The federal government shutdown is now the longest in U.S. history. New reports over the weekend indicate an increasing (yes, ever-increasing) level of concern about the possibility that President Trump is or has been actively working to advance the interests of Russia to the detriment of the United States. At the very least, it is inarguable that Trump has taken
unusual unprecedented steps to hide the details of all of his discussions with Russian President Vladimir Putin from even his most senior staff. As even a child understands, if you have nothing to hide, you don’t go to extreme lengths to, you know, hide things.
There is no hiding from the fact that Trump is causing great harm to this country and our political system. But as Greg Sargent of the Washington Post writes today in a column that is being widely shared, it’s time that Americans take a deeper look at the enablers that make Trump’s actions possible:
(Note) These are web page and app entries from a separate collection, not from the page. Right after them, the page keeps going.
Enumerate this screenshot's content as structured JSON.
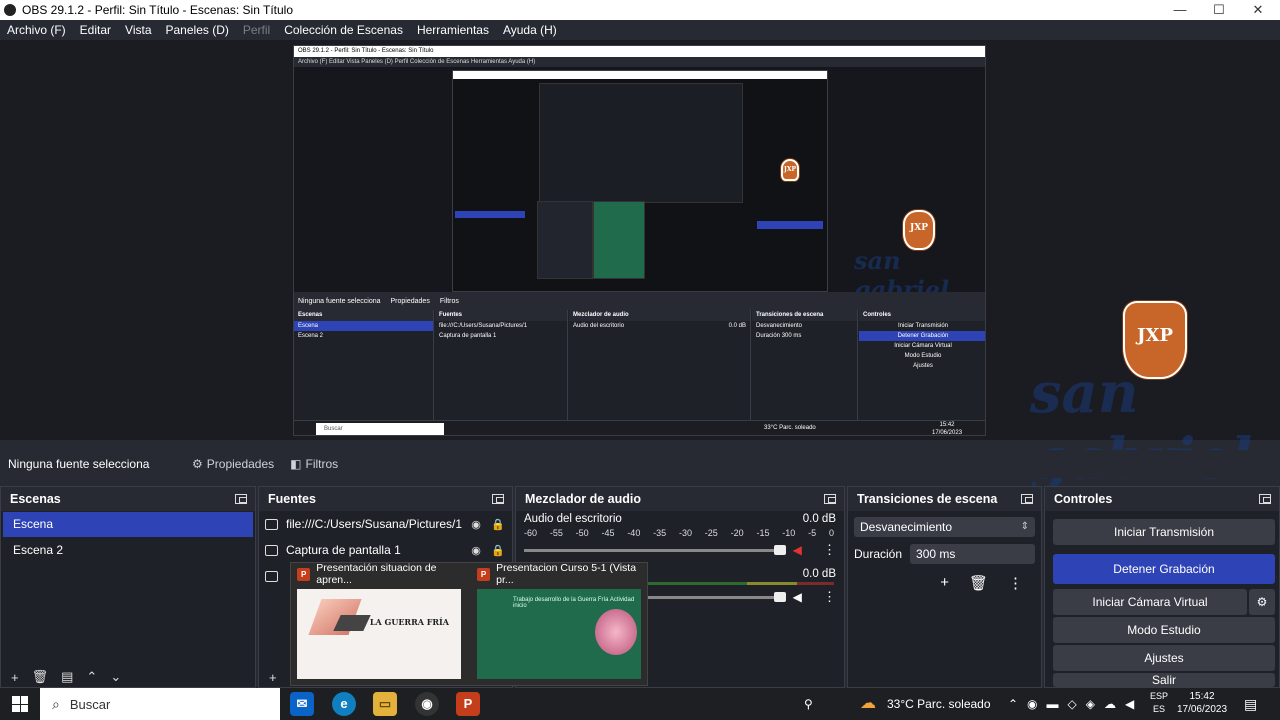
{
  "window": {
    "title": "OBS 29.1.2 - Perfil: Sin Título - Escenas: Sin Título",
    "controls": {
      "minimize": "—",
      "maximize": "☐",
      "close": "✕"
    }
  },
  "menu": {
    "items": [
      {
        "label": "Archivo (F)",
        "enabled": true
      },
      {
        "label": "Editar",
        "enabled": true
      },
      {
        "label": "Vista",
        "enabled": true
      },
      {
        "label": "Paneles (D)",
        "enabled": true
      },
      {
        "label": "Perfil",
        "enabled": false
      },
      {
        "label": "Colección de Escenas",
        "enabled": true
      },
      {
        "label": "Herramientas",
        "enabled": true
      },
      {
        "label": "Ayuda (H)",
        "enabled": true
      }
    ]
  },
  "preview": {
    "nested_title": "OBS 29.1.2 - Perfil: Sin Título - Escenas: Sin Título",
    "nested_menu": "Archivo (F)   Editar   Vista   Paneles (D)   Perfil   Colección de Escenas   Herramientas   Ayuda (H)",
    "nested_status": "Ninguna fuente selecciona",
    "nested_props": "Propiedades",
    "nested_filters": "Filtros",
    "nested_panels": {
      "scenes": "Escenas",
      "scene1": "Escena",
      "scene2": "Escena 2",
      "sources": "Fuentes",
      "src1": "file:///C:/Users/Susana/Pictures/1",
      "src2": "Captura de pantalla 1",
      "mixer": "Mezclador de audio",
      "mixer_ch": "Audio del escritorio",
      "mixer_db": "0.0 dB",
      "trans": "Transiciones de escena",
      "trans_sel": "Desvanecimiento",
      "trans_dur": "Duración",
      "trans_ms": "300 ms",
      "controls": "Controles",
      "c1": "Iniciar Transmisión",
      "c2": "Detener Grabación",
      "c3": "Iniciar Cámara Virtual",
      "c4": "Modo Estudio",
      "c5": "Ajustes"
    },
    "nested_search": "Buscar",
    "nested_weather": "33°C  Parc. soleado",
    "nested_time": "15:42",
    "nested_date": "17/06/2023",
    "crest_letters": "JXP",
    "school_text": "san gabriel"
  },
  "toolbar": {
    "no_source": "Ninguna fuente selecciona",
    "properties": "Propiedades",
    "filters": "Filtros"
  },
  "scenes": {
    "title": "Escenas",
    "items": [
      "Escena",
      "Escena 2"
    ],
    "active_index": 0
  },
  "sources": {
    "title": "Fuentes",
    "items": [
      {
        "name": "file:///C:/Users/Susana/Pictures/1"
      },
      {
        "name": "Captura de pantalla 1"
      },
      {
        "name": ""
      }
    ]
  },
  "mixer": {
    "title": "Mezclador de audio",
    "channels": [
      {
        "name": "Audio del escritorio",
        "db": "0.0 dB"
      },
      {
        "name": "",
        "db": "0.0 dB"
      }
    ],
    "scale": [
      "-60",
      "-55",
      "-50",
      "-45",
      "-40",
      "-35",
      "-30",
      "-25",
      "-20",
      "-15",
      "-10",
      "-5",
      "0"
    ]
  },
  "transitions": {
    "title": "Transiciones de escena",
    "selected": "Desvanecimiento",
    "duration_label": "Duración",
    "duration_value": "300 ms"
  },
  "controls": {
    "title": "Controles",
    "buttons": [
      {
        "label": "Iniciar Transmisión",
        "active": false
      },
      {
        "label": "Detener Grabación",
        "active": true
      },
      {
        "label": "Iniciar Cámara Virtual",
        "active": false
      },
      {
        "label": "Modo Estudio",
        "active": false
      },
      {
        "label": "Ajustes",
        "active": false
      },
      {
        "label": "Salir",
        "active": false
      }
    ]
  },
  "thumbnails": [
    {
      "title": "Presentación situacion de apren...",
      "slide_title": "LA GUERRA FRÍA"
    },
    {
      "title": "Presentacion Curso 5-1 (Vista pr...",
      "slide_title": "Trabajo desarrollo de la Guerra Fría  Actividad inicio"
    }
  ],
  "taskbar": {
    "search_placeholder": "Buscar",
    "weather": "33°C  Parc. soleado",
    "lang_top": "ESP",
    "lang_bottom": "ES",
    "time": "15:42",
    "date": "17/06/2023"
  },
  "colors": {
    "accent": "#2e44b6",
    "background": "#272a33",
    "panel": "#1f2128",
    "powerpoint": "#c43e1c"
  }
}
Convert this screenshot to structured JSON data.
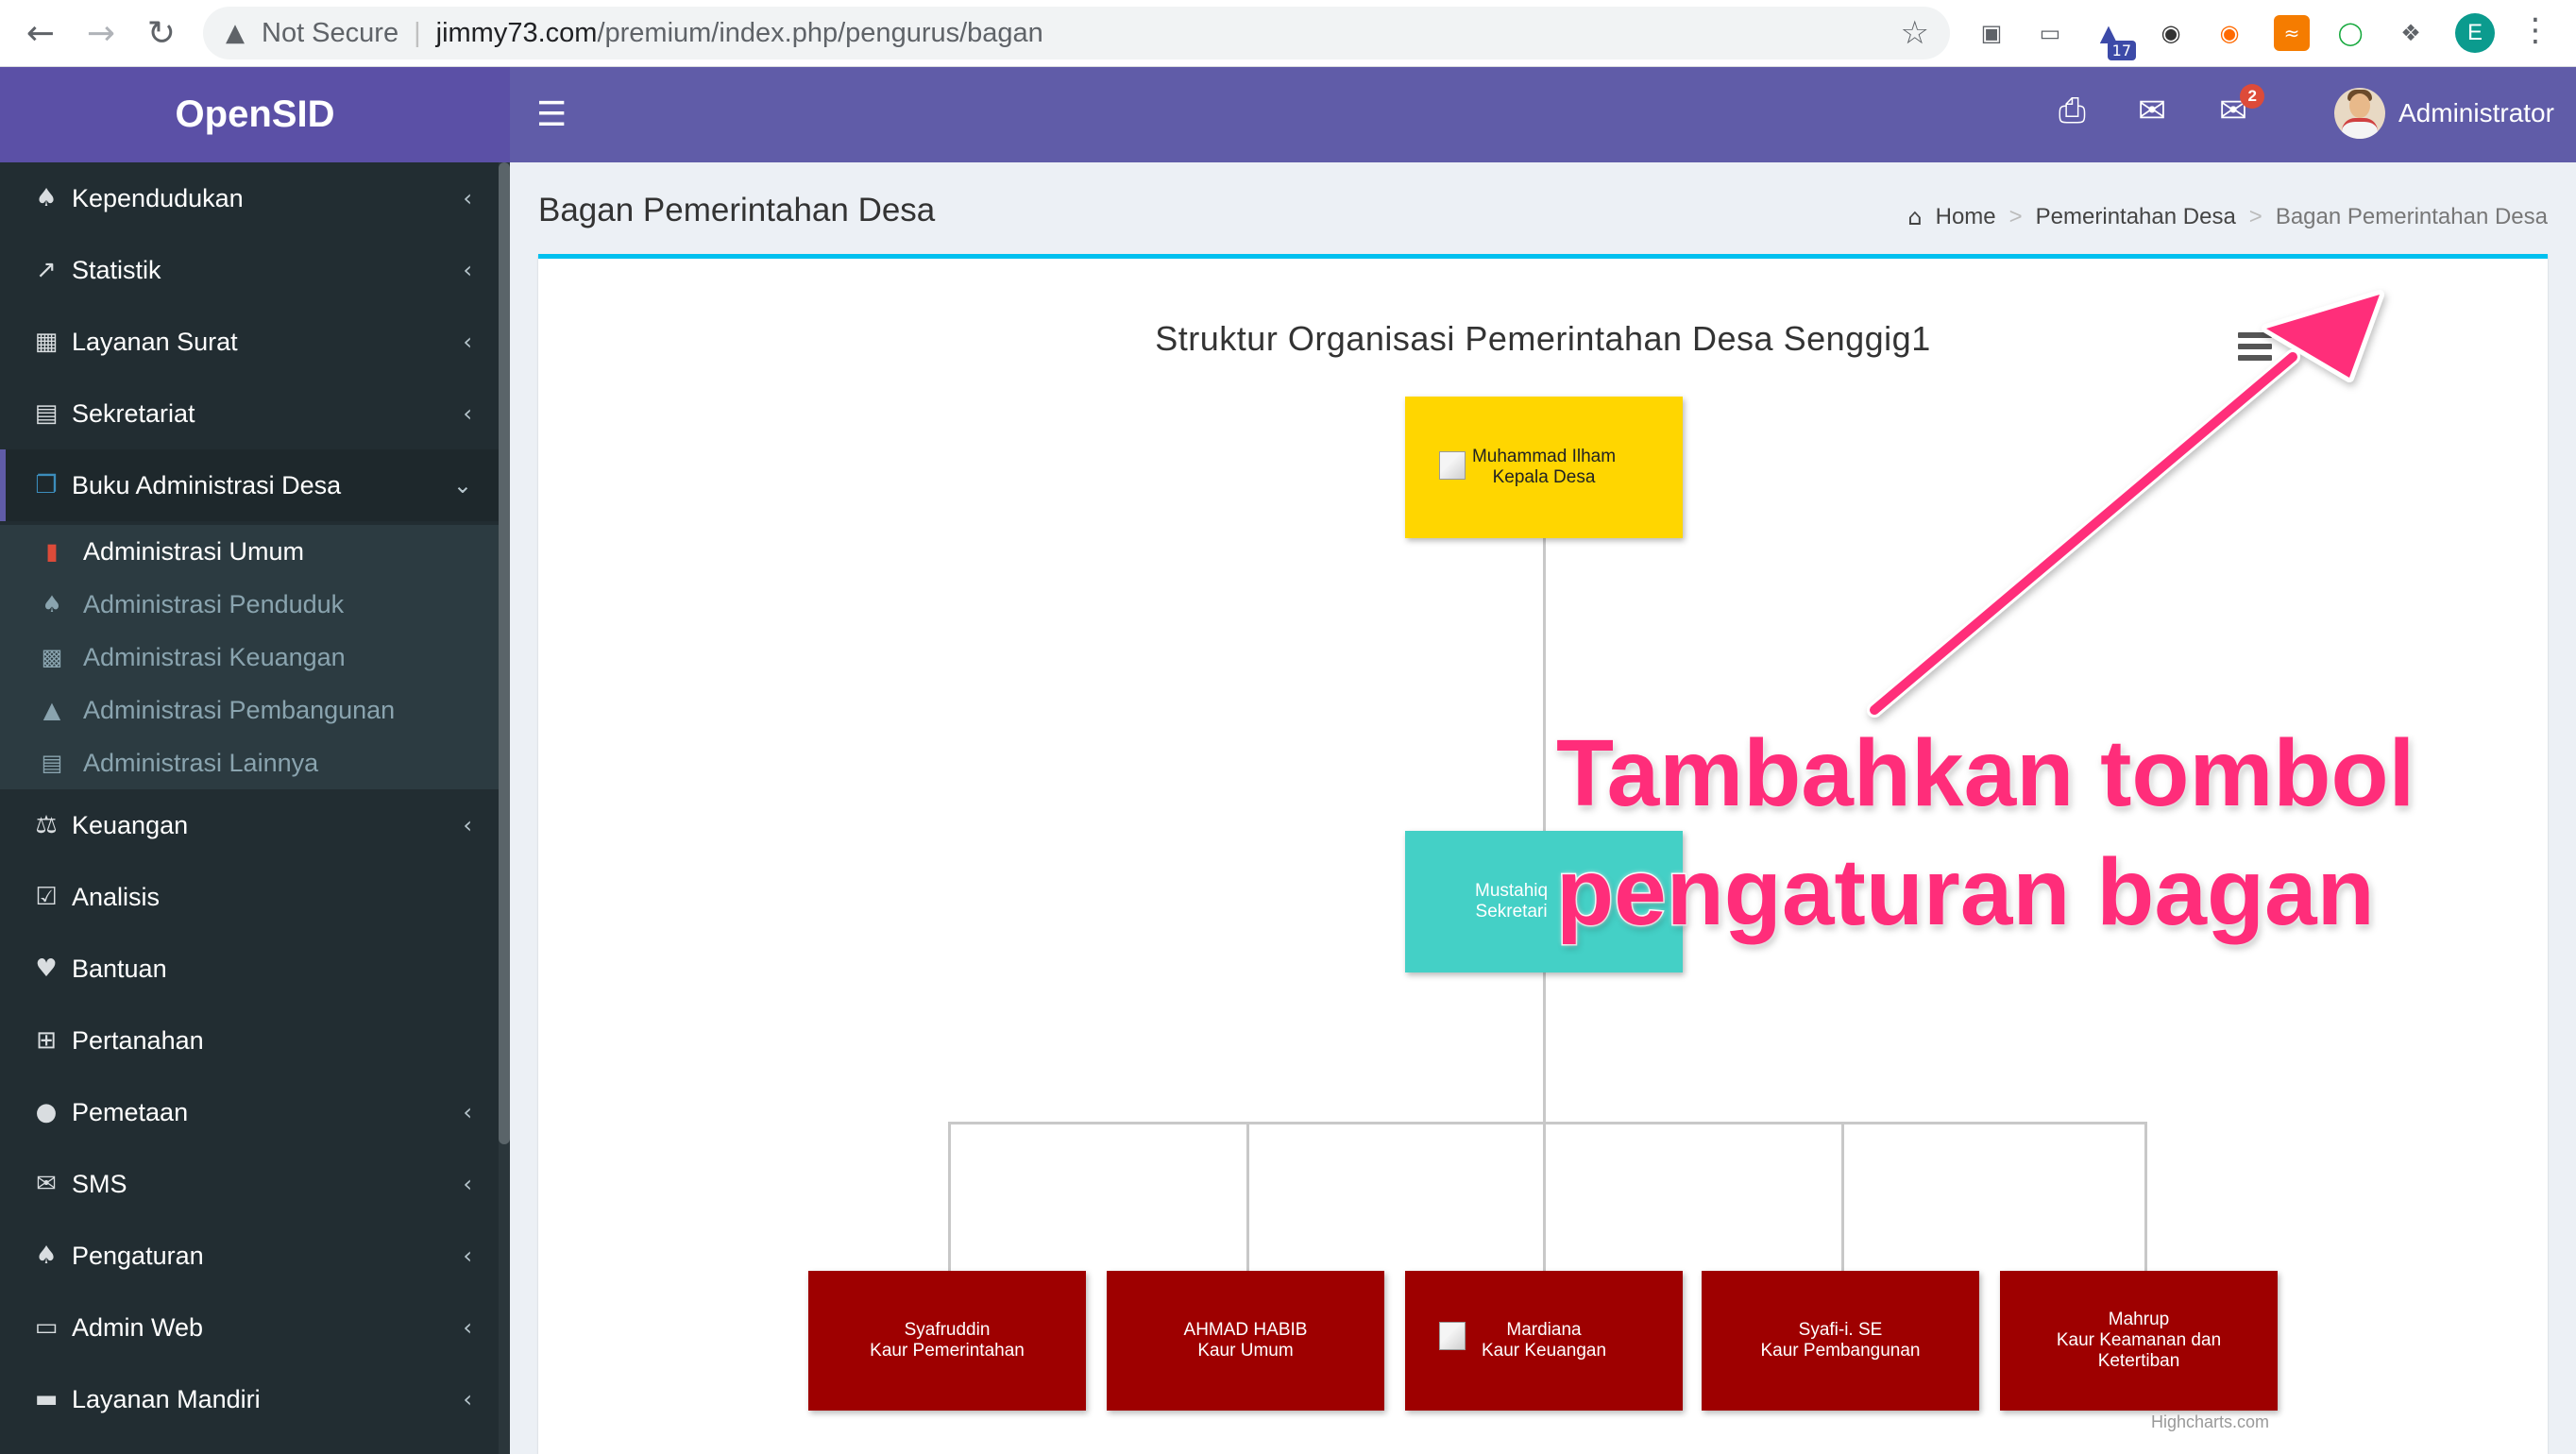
{
  "browser": {
    "security_label": "Not Secure",
    "url_host": "jimmy73.com",
    "url_path": "/premium/index.php/pengurus/bagan",
    "extension_badge": "17",
    "profile_initial": "E"
  },
  "app": {
    "brand": "OpenSID",
    "mail_badge": "2",
    "user_name": "Administrator"
  },
  "sidebar": {
    "items": [
      {
        "label": "Kependudukan",
        "icon": "users-icon"
      },
      {
        "label": "Statistik",
        "icon": "chart-line-icon"
      },
      {
        "label": "Layanan Surat",
        "icon": "book-icon"
      },
      {
        "label": "Sekretariat",
        "icon": "archive-icon"
      },
      {
        "label": "Buku Administrasi Desa",
        "icon": "copy-icon"
      },
      {
        "label": "Keuangan",
        "icon": "balance-scale-icon"
      },
      {
        "label": "Analisis",
        "icon": "check-square-icon"
      },
      {
        "label": "Bantuan",
        "icon": "heart-icon"
      },
      {
        "label": "Pertanahan",
        "icon": "map-signs-icon"
      },
      {
        "label": "Pemetaan",
        "icon": "globe-icon"
      },
      {
        "label": "SMS",
        "icon": "envelope-icon"
      },
      {
        "label": "Pengaturan",
        "icon": "users-cog-icon"
      },
      {
        "label": "Admin Web",
        "icon": "desktop-icon"
      },
      {
        "label": "Layanan Mandiri",
        "icon": "drive-icon"
      }
    ],
    "submenu": [
      {
        "label": "Administrasi Umum",
        "icon": "bookmark-icon"
      },
      {
        "label": "Administrasi Penduduk",
        "icon": "users-icon"
      },
      {
        "label": "Administrasi Keuangan",
        "icon": "money-icon"
      },
      {
        "label": "Administrasi Pembangunan",
        "icon": "institution-icon"
      },
      {
        "label": "Administrasi Lainnya",
        "icon": "archive-icon"
      }
    ]
  },
  "content": {
    "page_title": "Bagan Pemerintahan Desa",
    "breadcrumb": {
      "home": "Home",
      "parent": "Pemerintahan Desa",
      "current": "Bagan Pemerintahan Desa"
    }
  },
  "chart": {
    "title": "Struktur Organisasi Pemerintahan Desa Senggig1",
    "credits": "Highcharts.com",
    "nodes": {
      "kades": {
        "name": "Muhammad Ilham",
        "title": "Kepala Desa"
      },
      "sekdes": {
        "name": "Mustahiq",
        "title": "Sekretari"
      },
      "kaur1": {
        "name": "Syafruddin",
        "title": "Kaur Pemerintahan"
      },
      "kaur2": {
        "name": "AHMAD HABIB",
        "title": "Kaur Umum"
      },
      "kaur3": {
        "name": "Mardiana",
        "title": "Kaur Keuangan"
      },
      "kaur4": {
        "name": "Syafi-i. SE",
        "title": "Kaur Pembangunan"
      },
      "kaur5": {
        "name": "Mahrup",
        "title": "Kaur Keamanan dan Ketertiban"
      }
    }
  },
  "annotation": {
    "line1": "Tambahkan tombol",
    "line2": "pengaturan bagan",
    "color": "#ff2d7a"
  }
}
Two new blockbuster scoops about President Trump’s relations with Russia — combined with fresh signs that Trump will drag out the government shutdown indefinitely — should renew our focus on the quiet but critical role that Mitch McConnell has played in enabling the damage that Trump is doing to the country on so many fronts…
…In much discussion of all these matters, there is a terrible rhetorical habit of treating GOP conduct toward Trump as mere passive acquiescence. In fact, this is better seen as an active enabling, on one front after another. And we are likely to learn much more about just how damaging this has been soon enough. [Pols emphasis]
Republican leadership in Congress doesn’t appear to know how to deal with any of this, so they have ended up doing nothing. You might as well just change the Republican Party logo from an elephant to a “¯\_(ツ)_/¯ ” emoji.
Senate Majority Leader Mitch McConnell wasn’t in Washington D.C. on Friday, the first day that federal employees missed a regular paycheck. Neither was Colorado Republican Sen. Cory Gardner — he was at the stock show in Denver instead.
Republicans have lost the messaging battle over the government shutdown — which is no surprise given that President Trump has repeatedly said that he would own the shutdown himself. Even Trump’s once-loyal base of white, working-class voters is starting to slip away. Yet Senate Republican leadership, which includes both McConnell and Gardner, won’t act.
Sure, Gardner will say that he wants the shutdown to end, but he won’t do anything about it. Officials from Colorado’s Congressional delegation, including Sen. Michael Bennet (D-Denver), were at Denver International Airport today to talk about the shutdown and proposals to get the government up and running — proposals that Republican leadership won’t even consider because Trump demands a big wall. If Gardner was at DIA on Monday, it was because he was flying somewhere else.
Responding to someone like President Trump with inaction is absolutely the same as enabling him. If and when Trump falls, his enablers will go right along with him.